Why is insider trading bad for the market?
When dealing with the market, it is important to understand one thing above all else: integrity is key. Anything that compromises market integrity is likely going to classify as a crime, and those who partake will pay the consequences accordingly.
However, some of the crimes may not prove immediately notable. In fact, it is possible to make an illegal move without even realizing it, such as in certain cases of insider trading.
What is insider trading?
The U.S. Securities and Exchange Commission discusses insider trading and why it is bad for the market. Insider trading in a nutshell involves using inside information that the public does not have access to in order to make market decisions before anyone else can get a fair chance. For example, a person working for a large company may hear that the company will soon file for bankruptcy. They then sell their stocks before the announcement hits the public, thus acting on the advanced knowledge they had as an employee.
The importance of market integrity
It is important not to do this because it compromises market integrity, which can result in more investors refusing to participate. If the investors leave, then the entire balance and functionality of the market will spiral and could potentially crash.

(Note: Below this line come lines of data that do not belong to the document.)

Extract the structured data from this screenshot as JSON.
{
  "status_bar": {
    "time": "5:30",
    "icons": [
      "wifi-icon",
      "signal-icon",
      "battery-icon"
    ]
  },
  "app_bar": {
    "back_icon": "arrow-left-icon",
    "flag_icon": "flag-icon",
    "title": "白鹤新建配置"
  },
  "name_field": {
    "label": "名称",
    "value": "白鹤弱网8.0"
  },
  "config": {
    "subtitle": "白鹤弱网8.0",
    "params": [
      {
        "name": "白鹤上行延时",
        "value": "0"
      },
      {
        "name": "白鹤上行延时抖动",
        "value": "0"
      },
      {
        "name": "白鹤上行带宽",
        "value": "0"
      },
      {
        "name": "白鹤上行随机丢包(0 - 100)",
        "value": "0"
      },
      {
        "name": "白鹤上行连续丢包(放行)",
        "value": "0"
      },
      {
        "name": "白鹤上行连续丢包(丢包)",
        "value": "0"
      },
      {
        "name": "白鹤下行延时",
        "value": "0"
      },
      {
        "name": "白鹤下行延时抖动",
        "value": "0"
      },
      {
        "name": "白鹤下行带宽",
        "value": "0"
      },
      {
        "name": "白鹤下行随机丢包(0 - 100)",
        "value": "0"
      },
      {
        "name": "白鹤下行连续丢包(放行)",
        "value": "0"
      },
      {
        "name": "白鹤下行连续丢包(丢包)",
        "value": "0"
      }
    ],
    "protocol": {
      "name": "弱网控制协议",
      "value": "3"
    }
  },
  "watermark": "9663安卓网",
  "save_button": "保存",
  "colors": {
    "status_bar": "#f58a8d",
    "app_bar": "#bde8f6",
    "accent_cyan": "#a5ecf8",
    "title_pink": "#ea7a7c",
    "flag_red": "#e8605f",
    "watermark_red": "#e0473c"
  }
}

Thus, it is crucial to understand what actions constitute insider trading. For example, telling relatives about news in a company that might affect its market trajectory can count as insider trading. An individual with that information does not need to use said information at all. Just passing it on to another person who acts on it can implicate them, and they will, unfortunately, suffer the legal consequences.